What will the impact be of shutting down communities

Premier Barnett himself acknowledged that closing communities would:

“…cause great distress to Aboriginal people who will move, it will cause issues in regional towns as Aboriginal people move into them.”

Professor Patrick Dodson, Yawuru man from the Kimberley, who authored a review of small homeland communities for the NTgovernment said closing down communities would:

“…be disastrous, increasing access to drugs and alcohol and exacerbating social tensions,  which would flow on to antisocial behaviour and incarceration. The immediate consequences would be to create an internal refugee problem for the indigenous people.

He also said that breaking people’s connection to land:

“…would threaten the survival of Aboriginal knowledge and culture, because in towns people were restricted from camping, lighting fires, hunting and fishing.” 

What criteria will be used to close communities

It is not known where any closures might occur, nor what criteria might be used.  In fact, there has been great anxiety and uncertainty over this, particularly as no consultation has occurred prior to the statement being made by Premier Barnett.

The Federal Government prepared a document in 2010 titled “Priority Investment Communities – WA” which categorised 192 of 287 remote settlements as unsustainable. The majority of those assessed as unsustainable are in the Kimberley, with 160 communities in the region.

Non-Indigenous communities

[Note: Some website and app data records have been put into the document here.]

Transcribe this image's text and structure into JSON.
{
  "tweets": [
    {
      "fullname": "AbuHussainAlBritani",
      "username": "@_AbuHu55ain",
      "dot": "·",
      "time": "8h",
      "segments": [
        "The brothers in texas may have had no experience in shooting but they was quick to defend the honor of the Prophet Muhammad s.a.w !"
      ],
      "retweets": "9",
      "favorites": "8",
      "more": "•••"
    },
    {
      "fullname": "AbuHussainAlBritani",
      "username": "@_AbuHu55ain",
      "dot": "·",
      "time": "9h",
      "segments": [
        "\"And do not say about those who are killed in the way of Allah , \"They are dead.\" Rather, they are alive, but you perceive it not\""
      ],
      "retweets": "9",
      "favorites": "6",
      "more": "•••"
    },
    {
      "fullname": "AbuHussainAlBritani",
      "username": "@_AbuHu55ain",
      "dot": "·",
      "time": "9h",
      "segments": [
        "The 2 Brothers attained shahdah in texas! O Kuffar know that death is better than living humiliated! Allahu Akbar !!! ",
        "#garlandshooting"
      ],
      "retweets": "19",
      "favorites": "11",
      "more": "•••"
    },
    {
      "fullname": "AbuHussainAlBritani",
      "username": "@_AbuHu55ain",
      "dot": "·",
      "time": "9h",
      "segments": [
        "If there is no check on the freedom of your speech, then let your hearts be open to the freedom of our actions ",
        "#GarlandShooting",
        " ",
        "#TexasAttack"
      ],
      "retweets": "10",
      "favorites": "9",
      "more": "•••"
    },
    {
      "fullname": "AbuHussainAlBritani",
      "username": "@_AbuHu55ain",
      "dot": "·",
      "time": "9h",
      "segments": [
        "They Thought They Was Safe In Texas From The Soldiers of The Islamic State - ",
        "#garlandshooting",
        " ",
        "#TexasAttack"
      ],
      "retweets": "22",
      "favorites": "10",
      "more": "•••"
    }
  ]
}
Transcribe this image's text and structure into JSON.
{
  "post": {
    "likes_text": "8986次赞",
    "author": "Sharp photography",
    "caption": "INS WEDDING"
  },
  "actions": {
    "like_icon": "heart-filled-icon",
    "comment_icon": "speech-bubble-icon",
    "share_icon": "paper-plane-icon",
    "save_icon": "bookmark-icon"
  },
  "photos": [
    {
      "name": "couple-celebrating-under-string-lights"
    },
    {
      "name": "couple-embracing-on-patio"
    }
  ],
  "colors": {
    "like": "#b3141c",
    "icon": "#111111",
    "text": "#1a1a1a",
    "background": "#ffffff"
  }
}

We could not find any examples of government decisions to refuse to fund essential municipal services for non-Indigenous communities, including small communities in remote areas in WA. For example, the non-Indigenous community of Camballin (of about 300 people) is located near Looma (an Aboriginal community of around 370 people) in the Kimberly. Looma will be assessed by the Western Australian government for funding whereas Camballin will not.


I am sitting in the Woman’s Peace Garden, halfway between Footscray and Kensington, on my way to…

as I was approaching I will confess to musing on the peace symbol feeling a bit passe or gimmicky but today it looks like outstretched arms and, with the rosemary in bloom, feel more feminine.  With it’s formal lines and landscaping, the muted greens of the olive trees and rosemary, this space hasn’t felt particularly feminine to me… maybe the idea of what “feminine” should be rather than capturing the spirit of the thing?  Although I read that green (olives), and purple (rosemary) and white (roses) are colours of the Suffragette movement and these plants synonymous with peace.  If I could create my own garden/park I’d want to create a sense of tranquility, I’d try and plant to block out the road noise/traffic, I’d plant things that smell nice and I like to be useful so the fruit trees and herbs are practical. I like to be connected with the earth so I’d rather dirt paths, with stepping stones or wood as needed, natural resources rather than concrete path… things running together and catching on one another rather than delineated spaces: sit here, walk here, plants there.  I would plant so as to attract birds and bees and butterflies and ladybugs so when you look around you, you see life all around.  Trees birds would nest in and children would climb in.  This can feel like a pedestrian access-way, albeit the pretty way round, rather than a place you come to be.  That is generally when healing happens, when you feel a sense of place, a place you can come to and just be.  A place where stories can be told and truth heard and where you might imagine fairies and elves whisked away just before you arrived.  I am not arriving. I am merely stopping along the way… and I go on, perhaps more peace-full than I imagined I might be.